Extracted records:
== Segment start ==

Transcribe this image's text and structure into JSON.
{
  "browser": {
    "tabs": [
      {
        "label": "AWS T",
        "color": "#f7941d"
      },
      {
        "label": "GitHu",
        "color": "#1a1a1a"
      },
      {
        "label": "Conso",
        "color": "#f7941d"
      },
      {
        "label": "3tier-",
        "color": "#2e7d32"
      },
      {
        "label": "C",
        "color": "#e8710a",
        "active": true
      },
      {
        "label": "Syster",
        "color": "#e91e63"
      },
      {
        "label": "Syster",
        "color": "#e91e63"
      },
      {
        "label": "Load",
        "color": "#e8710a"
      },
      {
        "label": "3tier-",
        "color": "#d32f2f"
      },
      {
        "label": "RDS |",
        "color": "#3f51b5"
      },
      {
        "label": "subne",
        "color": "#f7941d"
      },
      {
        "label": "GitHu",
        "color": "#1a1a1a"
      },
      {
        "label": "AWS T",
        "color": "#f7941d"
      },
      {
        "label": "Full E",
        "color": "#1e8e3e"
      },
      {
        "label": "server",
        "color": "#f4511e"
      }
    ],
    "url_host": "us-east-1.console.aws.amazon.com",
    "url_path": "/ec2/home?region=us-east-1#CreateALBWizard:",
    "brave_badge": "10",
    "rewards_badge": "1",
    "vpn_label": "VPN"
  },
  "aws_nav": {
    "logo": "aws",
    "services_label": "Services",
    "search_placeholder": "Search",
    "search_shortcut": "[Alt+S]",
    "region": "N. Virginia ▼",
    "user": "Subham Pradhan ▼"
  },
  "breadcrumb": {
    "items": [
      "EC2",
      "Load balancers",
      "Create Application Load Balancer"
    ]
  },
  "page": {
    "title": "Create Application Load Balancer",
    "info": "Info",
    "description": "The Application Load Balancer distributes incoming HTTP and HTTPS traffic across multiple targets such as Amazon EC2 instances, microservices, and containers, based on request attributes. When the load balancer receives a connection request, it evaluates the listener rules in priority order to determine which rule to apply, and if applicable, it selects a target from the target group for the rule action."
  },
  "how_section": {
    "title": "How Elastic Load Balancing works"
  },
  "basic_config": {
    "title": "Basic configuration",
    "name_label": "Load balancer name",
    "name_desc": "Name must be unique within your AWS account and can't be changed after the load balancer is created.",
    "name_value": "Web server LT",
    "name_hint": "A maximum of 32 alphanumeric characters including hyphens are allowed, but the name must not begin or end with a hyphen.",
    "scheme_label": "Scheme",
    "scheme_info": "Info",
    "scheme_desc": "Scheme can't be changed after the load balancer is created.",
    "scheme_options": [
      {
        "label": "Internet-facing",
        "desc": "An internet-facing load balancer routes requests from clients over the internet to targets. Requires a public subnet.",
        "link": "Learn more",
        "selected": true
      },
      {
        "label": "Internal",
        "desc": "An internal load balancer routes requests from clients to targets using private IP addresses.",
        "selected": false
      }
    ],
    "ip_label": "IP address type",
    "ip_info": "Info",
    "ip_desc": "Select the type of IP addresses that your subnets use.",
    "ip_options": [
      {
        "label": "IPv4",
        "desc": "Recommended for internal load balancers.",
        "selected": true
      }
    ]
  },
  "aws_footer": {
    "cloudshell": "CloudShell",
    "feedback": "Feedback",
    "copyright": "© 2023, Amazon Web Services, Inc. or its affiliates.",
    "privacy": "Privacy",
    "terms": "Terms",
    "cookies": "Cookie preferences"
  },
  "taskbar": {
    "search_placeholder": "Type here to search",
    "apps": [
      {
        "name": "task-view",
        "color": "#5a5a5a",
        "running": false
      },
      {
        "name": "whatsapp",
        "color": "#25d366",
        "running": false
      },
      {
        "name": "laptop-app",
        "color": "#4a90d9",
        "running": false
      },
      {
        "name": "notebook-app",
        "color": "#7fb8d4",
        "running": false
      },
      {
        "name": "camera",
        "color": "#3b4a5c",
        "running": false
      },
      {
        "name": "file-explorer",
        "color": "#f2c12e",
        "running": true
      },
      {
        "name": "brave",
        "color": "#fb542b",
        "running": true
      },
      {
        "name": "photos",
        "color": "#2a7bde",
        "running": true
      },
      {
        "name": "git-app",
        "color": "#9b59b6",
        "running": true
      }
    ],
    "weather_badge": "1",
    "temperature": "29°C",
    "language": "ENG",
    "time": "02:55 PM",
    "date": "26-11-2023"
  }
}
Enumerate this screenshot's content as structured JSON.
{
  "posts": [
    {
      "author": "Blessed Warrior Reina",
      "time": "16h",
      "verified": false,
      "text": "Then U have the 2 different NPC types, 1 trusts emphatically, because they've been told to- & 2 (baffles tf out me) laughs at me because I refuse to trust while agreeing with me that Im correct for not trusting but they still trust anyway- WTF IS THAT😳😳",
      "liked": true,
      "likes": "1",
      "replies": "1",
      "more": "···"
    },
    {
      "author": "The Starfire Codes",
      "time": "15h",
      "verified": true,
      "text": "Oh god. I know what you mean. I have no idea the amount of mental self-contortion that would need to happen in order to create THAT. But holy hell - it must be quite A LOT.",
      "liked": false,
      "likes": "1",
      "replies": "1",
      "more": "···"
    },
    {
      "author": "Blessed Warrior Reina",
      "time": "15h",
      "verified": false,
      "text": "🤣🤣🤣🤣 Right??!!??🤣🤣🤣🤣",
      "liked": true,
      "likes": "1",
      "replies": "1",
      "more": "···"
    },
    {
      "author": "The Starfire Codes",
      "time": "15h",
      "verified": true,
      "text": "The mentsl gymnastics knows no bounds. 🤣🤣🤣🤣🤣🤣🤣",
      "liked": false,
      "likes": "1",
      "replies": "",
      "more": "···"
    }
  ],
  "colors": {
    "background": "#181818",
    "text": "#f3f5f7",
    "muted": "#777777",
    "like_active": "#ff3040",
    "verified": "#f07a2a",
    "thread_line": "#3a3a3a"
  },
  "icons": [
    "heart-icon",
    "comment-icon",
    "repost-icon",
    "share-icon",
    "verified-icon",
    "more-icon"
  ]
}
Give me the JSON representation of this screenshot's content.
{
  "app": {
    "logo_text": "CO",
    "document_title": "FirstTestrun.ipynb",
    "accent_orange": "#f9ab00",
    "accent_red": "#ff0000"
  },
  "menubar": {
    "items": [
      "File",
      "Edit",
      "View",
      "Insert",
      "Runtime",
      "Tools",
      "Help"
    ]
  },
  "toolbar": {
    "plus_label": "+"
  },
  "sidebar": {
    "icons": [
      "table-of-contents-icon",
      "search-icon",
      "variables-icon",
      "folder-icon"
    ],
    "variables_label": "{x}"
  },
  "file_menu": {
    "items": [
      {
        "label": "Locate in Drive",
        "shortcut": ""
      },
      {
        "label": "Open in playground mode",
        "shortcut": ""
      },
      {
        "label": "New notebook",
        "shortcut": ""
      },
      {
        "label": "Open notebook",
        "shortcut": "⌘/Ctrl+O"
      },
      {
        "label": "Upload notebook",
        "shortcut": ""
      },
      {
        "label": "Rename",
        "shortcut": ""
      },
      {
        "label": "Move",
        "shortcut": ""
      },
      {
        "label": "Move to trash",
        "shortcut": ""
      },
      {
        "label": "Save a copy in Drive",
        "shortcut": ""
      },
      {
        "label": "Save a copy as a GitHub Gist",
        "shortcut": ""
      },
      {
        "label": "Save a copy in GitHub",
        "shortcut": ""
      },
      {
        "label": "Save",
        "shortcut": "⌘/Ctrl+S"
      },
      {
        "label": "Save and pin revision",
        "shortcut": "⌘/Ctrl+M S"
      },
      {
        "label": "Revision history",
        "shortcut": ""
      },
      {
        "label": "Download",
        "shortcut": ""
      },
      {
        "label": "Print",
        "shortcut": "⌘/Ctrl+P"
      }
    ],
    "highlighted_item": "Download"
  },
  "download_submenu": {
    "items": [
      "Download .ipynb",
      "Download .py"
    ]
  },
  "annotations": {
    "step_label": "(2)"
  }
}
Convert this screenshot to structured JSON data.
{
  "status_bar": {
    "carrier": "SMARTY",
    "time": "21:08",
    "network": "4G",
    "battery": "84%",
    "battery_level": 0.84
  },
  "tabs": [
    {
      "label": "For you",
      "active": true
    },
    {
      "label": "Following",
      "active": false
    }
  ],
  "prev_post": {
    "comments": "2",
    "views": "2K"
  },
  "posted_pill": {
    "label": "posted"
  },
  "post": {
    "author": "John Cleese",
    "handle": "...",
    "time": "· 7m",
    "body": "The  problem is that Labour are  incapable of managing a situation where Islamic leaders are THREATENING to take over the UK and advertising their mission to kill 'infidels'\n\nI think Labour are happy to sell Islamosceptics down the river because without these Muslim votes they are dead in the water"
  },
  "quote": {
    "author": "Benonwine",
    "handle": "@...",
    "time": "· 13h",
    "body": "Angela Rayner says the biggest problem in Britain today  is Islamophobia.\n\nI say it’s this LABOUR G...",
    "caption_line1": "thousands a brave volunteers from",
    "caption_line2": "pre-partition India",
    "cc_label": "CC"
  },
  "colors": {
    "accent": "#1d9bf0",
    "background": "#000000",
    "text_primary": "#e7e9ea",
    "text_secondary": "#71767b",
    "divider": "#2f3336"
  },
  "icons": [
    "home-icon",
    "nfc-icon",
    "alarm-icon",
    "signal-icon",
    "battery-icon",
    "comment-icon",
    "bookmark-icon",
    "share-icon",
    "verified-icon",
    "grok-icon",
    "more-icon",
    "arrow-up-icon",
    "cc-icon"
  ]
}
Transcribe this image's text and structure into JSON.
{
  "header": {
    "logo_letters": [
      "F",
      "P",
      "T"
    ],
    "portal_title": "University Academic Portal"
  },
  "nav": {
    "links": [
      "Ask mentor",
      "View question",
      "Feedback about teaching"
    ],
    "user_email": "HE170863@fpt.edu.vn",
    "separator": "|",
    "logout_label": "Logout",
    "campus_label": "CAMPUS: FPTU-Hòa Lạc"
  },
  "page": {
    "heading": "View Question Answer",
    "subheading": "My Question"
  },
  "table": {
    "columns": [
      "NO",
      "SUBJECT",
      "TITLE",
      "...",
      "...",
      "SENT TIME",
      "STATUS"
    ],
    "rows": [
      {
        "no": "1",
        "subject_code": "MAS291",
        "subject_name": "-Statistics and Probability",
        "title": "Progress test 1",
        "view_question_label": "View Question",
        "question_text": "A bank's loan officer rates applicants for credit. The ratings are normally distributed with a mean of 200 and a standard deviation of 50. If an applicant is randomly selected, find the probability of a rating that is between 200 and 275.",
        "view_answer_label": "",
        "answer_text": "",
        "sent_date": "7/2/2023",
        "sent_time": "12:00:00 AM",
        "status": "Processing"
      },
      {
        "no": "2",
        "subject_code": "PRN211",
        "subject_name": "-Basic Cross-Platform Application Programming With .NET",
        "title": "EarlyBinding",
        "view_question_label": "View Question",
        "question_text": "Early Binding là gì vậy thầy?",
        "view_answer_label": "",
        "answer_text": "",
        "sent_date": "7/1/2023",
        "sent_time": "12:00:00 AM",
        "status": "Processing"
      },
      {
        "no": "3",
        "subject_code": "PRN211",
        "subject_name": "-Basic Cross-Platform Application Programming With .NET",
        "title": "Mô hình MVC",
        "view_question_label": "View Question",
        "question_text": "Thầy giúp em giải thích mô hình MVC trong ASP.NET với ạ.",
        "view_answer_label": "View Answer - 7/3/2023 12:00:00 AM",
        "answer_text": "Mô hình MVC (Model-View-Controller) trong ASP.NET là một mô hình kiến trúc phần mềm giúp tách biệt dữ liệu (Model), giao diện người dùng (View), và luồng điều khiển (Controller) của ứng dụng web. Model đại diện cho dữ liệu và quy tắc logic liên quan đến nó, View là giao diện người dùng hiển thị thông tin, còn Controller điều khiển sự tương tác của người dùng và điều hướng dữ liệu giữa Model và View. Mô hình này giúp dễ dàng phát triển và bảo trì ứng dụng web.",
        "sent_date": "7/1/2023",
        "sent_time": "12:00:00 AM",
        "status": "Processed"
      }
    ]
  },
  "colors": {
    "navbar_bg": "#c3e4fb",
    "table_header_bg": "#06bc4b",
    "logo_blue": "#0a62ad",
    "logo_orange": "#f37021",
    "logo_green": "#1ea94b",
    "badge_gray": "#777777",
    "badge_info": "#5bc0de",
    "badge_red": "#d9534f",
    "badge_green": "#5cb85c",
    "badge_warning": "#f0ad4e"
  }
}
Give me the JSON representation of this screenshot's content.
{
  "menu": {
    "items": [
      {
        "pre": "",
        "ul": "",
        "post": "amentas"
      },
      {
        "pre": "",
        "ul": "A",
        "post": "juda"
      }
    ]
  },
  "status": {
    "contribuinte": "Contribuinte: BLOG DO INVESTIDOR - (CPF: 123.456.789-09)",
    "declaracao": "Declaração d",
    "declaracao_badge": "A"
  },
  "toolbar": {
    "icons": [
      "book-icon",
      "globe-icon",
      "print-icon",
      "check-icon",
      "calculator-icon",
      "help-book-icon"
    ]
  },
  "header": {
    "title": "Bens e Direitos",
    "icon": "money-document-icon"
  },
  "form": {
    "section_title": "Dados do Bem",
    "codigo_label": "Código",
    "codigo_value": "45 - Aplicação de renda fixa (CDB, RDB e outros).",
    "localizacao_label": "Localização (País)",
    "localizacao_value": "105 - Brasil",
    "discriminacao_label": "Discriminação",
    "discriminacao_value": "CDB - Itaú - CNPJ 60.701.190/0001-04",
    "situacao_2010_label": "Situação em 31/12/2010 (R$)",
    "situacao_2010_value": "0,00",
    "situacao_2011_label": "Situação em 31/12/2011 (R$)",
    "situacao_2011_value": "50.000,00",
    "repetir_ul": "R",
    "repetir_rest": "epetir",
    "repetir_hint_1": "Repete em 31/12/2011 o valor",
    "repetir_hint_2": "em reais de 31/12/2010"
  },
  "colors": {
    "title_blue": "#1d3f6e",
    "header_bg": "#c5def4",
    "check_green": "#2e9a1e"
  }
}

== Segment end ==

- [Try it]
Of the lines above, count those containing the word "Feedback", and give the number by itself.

- [Task answer]
2